Data to examine section start

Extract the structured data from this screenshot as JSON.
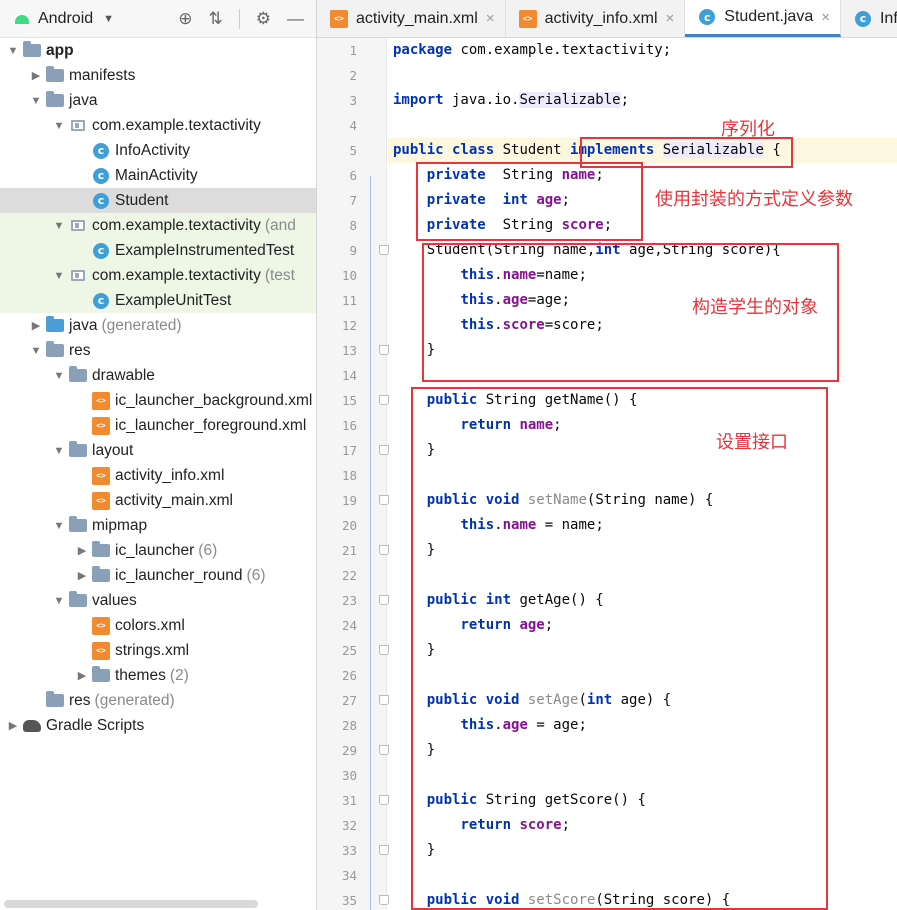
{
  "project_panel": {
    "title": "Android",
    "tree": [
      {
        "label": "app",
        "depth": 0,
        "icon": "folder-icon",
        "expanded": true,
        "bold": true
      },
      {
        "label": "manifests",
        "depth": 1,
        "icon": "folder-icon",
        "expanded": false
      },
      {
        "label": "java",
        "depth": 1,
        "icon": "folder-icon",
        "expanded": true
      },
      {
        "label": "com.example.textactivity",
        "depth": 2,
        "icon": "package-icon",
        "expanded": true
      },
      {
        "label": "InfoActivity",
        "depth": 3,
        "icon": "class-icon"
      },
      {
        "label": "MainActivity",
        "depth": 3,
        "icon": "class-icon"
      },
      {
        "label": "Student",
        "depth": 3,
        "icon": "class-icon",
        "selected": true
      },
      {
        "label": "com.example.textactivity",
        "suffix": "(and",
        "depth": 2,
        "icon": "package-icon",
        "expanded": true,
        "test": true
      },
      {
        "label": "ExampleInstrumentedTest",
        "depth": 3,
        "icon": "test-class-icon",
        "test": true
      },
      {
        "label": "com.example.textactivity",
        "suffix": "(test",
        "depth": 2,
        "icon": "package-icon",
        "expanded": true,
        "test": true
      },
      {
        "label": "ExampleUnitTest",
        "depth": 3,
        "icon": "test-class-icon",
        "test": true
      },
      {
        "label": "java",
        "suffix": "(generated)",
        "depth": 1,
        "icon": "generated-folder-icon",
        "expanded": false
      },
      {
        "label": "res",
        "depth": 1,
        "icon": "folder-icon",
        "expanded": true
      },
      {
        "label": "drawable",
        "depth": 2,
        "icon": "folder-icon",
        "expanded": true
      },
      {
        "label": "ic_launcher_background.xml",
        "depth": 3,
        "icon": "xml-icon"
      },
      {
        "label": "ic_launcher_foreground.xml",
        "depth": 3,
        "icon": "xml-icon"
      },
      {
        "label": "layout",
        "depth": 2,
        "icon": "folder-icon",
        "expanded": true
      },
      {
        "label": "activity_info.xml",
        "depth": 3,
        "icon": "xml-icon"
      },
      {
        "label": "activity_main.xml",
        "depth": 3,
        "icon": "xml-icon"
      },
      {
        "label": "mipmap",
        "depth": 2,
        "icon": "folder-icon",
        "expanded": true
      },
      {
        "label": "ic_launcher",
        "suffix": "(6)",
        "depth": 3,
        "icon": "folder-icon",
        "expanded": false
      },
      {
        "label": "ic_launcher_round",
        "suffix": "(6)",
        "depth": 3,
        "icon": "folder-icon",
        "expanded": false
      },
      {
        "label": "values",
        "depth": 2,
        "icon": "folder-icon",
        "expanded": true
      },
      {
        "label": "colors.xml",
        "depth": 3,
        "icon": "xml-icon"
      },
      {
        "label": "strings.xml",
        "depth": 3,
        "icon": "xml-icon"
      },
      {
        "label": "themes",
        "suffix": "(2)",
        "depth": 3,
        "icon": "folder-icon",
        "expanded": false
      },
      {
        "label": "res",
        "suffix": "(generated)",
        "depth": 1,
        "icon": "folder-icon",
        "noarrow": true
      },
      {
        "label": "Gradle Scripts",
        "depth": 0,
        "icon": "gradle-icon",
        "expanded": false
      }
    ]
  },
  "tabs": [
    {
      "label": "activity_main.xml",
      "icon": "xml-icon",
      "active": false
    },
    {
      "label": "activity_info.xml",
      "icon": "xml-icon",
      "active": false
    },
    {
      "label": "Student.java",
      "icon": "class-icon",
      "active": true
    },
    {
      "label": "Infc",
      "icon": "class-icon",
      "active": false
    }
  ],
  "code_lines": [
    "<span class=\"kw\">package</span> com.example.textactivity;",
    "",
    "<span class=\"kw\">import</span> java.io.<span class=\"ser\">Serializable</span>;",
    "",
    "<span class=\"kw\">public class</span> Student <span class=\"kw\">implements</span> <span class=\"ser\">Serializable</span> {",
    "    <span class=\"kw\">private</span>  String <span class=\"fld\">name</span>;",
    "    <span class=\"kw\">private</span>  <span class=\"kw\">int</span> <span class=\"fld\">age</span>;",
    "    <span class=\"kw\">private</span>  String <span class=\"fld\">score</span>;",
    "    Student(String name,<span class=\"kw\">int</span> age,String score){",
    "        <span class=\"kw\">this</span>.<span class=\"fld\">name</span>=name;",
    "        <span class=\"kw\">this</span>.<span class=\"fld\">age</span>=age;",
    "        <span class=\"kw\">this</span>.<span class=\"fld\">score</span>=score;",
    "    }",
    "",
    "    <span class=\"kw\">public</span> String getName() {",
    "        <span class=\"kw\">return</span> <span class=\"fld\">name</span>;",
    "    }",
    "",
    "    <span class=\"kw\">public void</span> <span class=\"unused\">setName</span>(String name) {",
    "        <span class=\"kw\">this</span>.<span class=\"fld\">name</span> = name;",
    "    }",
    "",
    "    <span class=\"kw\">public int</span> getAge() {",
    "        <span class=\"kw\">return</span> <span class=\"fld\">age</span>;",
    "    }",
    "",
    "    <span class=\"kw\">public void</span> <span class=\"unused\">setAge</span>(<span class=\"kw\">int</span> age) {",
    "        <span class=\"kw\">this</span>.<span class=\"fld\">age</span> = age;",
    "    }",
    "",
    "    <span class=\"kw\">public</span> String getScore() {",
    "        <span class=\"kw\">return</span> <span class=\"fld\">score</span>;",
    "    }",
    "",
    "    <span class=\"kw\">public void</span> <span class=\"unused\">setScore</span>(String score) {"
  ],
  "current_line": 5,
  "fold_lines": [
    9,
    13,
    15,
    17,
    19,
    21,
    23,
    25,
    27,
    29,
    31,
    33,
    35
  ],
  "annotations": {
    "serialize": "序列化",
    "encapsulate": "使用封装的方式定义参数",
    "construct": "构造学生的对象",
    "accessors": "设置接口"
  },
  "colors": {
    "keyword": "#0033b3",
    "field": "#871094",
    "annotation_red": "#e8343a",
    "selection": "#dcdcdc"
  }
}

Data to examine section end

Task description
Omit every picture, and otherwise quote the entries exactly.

Reply
Extract the structured data from this screenshot as JSON.
{
  "project_panel": {
    "title": "Android",
    "tree": [
      {
        "label": "app",
        "depth": 0,
        "icon": "folder-icon",
        "expanded": true,
        "bold": true
      },
      {
        "label": "manifests",
        "depth": 1,
        "icon": "folder-icon",
        "expanded": false
      },
      {
        "label": "java",
        "depth": 1,
        "icon": "folder-icon",
        "expanded": true
      },
      {
        "label": "com.example.textactivity",
        "depth": 2,
        "icon": "package-icon",
        "expanded": true
      },
      {
        "label": "InfoActivity",
        "depth": 3,
        "icon": "class-icon"
      },
      {
        "label": "MainActivity",
        "depth": 3,
        "icon": "class-icon"
      },
      {
        "label": "Student",
        "depth": 3,
        "icon": "class-icon",
        "selected": true
      },
      {
        "label": "com.example.textactivity",
        "suffix": "(and",
        "depth": 2,
        "icon": "package-icon",
        "expanded": true,
        "test": true
      },
      {
        "label": "ExampleInstrumentedTest",
        "depth": 3,
        "icon": "test-class-icon",
        "test": true
      },
      {
        "label": "com.example.textactivity",
        "suffix": "(test",
        "depth": 2,
        "icon": "package-icon",
        "expanded": true,
        "test": true
      },
      {
        "label": "ExampleUnitTest",
        "depth": 3,
        "icon": "test-class-icon",
        "test": true
      },
      {
        "label": "java",
        "suffix": "(generated)",
        "depth": 1,
        "icon": "generated-folder-icon",
        "expanded": false
      },
      {
        "label": "res",
        "depth": 1,
        "icon": "folder-icon",
        "expanded": true
      },
      {
        "label": "drawable",
        "depth": 2,
        "icon": "folder-icon",
        "expanded": true
      },
      {
        "label": "ic_launcher_background.xml",
        "depth": 3,
        "icon": "xml-icon"
      },
      {
        "label": "ic_launcher_foreground.xml",
        "depth": 3,
        "icon": "xml-icon"
      },
      {
        "label": "layout",
        "depth": 2,
        "icon": "folder-icon",
        "expanded": true
      },
      {
        "label": "activity_info.xml",
        "depth": 3,
        "icon": "xml-icon"
      },
      {
        "label": "activity_main.xml",
        "depth": 3,
        "icon": "xml-icon"
      },
      {
        "label": "mipmap",
        "depth": 2,
        "icon": "folder-icon",
        "expanded": true
      },
      {
        "label": "ic_launcher",
        "suffix": "(6)",
        "depth": 3,
        "icon": "folder-icon",
        "expanded": false
      },
      {
        "label": "ic_launcher_round",
        "suffix": "(6)",
        "depth": 3,
        "icon": "folder-icon",
        "expanded": false
      },
      {
        "label": "values",
        "depth": 2,
        "icon": "folder-icon",
        "expanded": true
      },
      {
        "label": "colors.xml",
        "depth": 3,
        "icon": "xml-icon"
      },
      {
        "label": "strings.xml",
        "depth": 3,
        "icon": "xml-icon"
      },
      {
        "label": "themes",
        "suffix": "(2)",
        "depth": 3,
        "icon": "folder-icon",
        "expanded": false
      },
      {
        "label": "res",
        "suffix": "(generated)",
        "depth": 1,
        "icon": "folder-icon",
        "noarrow": true
      },
      {
        "label": "Gradle Scripts",
        "depth": 0,
        "icon": "gradle-icon",
        "expanded": false
      }
    ]
  },
  "tabs": [
    {
      "label": "activity_main.xml",
      "icon": "xml-icon",
      "active": false
    },
    {
      "label": "activity_info.xml",
      "icon": "xml-icon",
      "active": false
    },
    {
      "label": "Student.java",
      "icon": "class-icon",
      "active": true
    },
    {
      "label": "Infc",
      "icon": "class-icon",
      "active": false
    }
  ],
  "code_lines": [
    "<span class=\"kw\">package</span> com.example.textactivity;",
    "",
    "<span class=\"kw\">import</span> java.io.<span class=\"ser\">Serializable</span>;",
    "",
    "<span class=\"kw\">public class</span> Student <span class=\"kw\">implements</span> <span class=\"ser\">Serializable</span> {",
    "    <span class=\"kw\">private</span>  String <span class=\"fld\">name</span>;",
    "    <span class=\"kw\">private</span>  <span class=\"kw\">int</span> <span class=\"fld\">age</span>;",
    "    <span class=\"kw\">private</span>  String <span class=\"fld\">score</span>;",
    "    Student(String name,<span class=\"kw\">int</span> age,String score){",
    "        <span class=\"kw\">this</span>.<span class=\"fld\">name</span>=name;",
    "        <span class=\"kw\">this</span>.<span class=\"fld\">age</span>=age;",
    "        <span class=\"kw\">this</span>.<span class=\"fld\">score</span>=score;",
    "    }",
    "",
    "    <span class=\"kw\">public</span> String getName() {",
    "        <span class=\"kw\">return</span> <span class=\"fld\">name</span>;",
    "    }",
    "",
    "    <span class=\"kw\">public void</span> <span class=\"unused\">setName</span>(String name) {",
    "        <span class=\"kw\">this</span>.<span class=\"fld\">name</span> = name;",
    "    }",
    "",
    "    <span class=\"kw\">public int</span> getAge() {",
    "        <span class=\"kw\">return</span> <span class=\"fld\">age</span>;",
    "    }",
    "",
    "    <span class=\"kw\">public void</span> <span class=\"unused\">setAge</span>(<span class=\"kw\">int</span> age) {",
    "        <span class=\"kw\">this</span>.<span class=\"fld\">age</span> = age;",
    "    }",
    "",
    "    <span class=\"kw\">public</span> String getScore() {",
    "        <span class=\"kw\">return</span> <span class=\"fld\">score</span>;",
    "    }",
    "",
    "    <span class=\"kw\">public void</span> <span class=\"unused\">setScore</span>(String score) {"
  ],
  "current_line": 5,
  "fold_lines": [
    9,
    13,
    15,
    17,
    19,
    21,
    23,
    25,
    27,
    29,
    31,
    33,
    35
  ],
  "annotations": {
    "serialize": "序列化",
    "encapsulate": "使用封装的方式定义参数",
    "construct": "构造学生的对象",
    "accessors": "设置接口"
  },
  "colors": {
    "keyword": "#0033b3",
    "field": "#871094",
    "annotation_red": "#e8343a",
    "selection": "#dcdcdc"
  }
}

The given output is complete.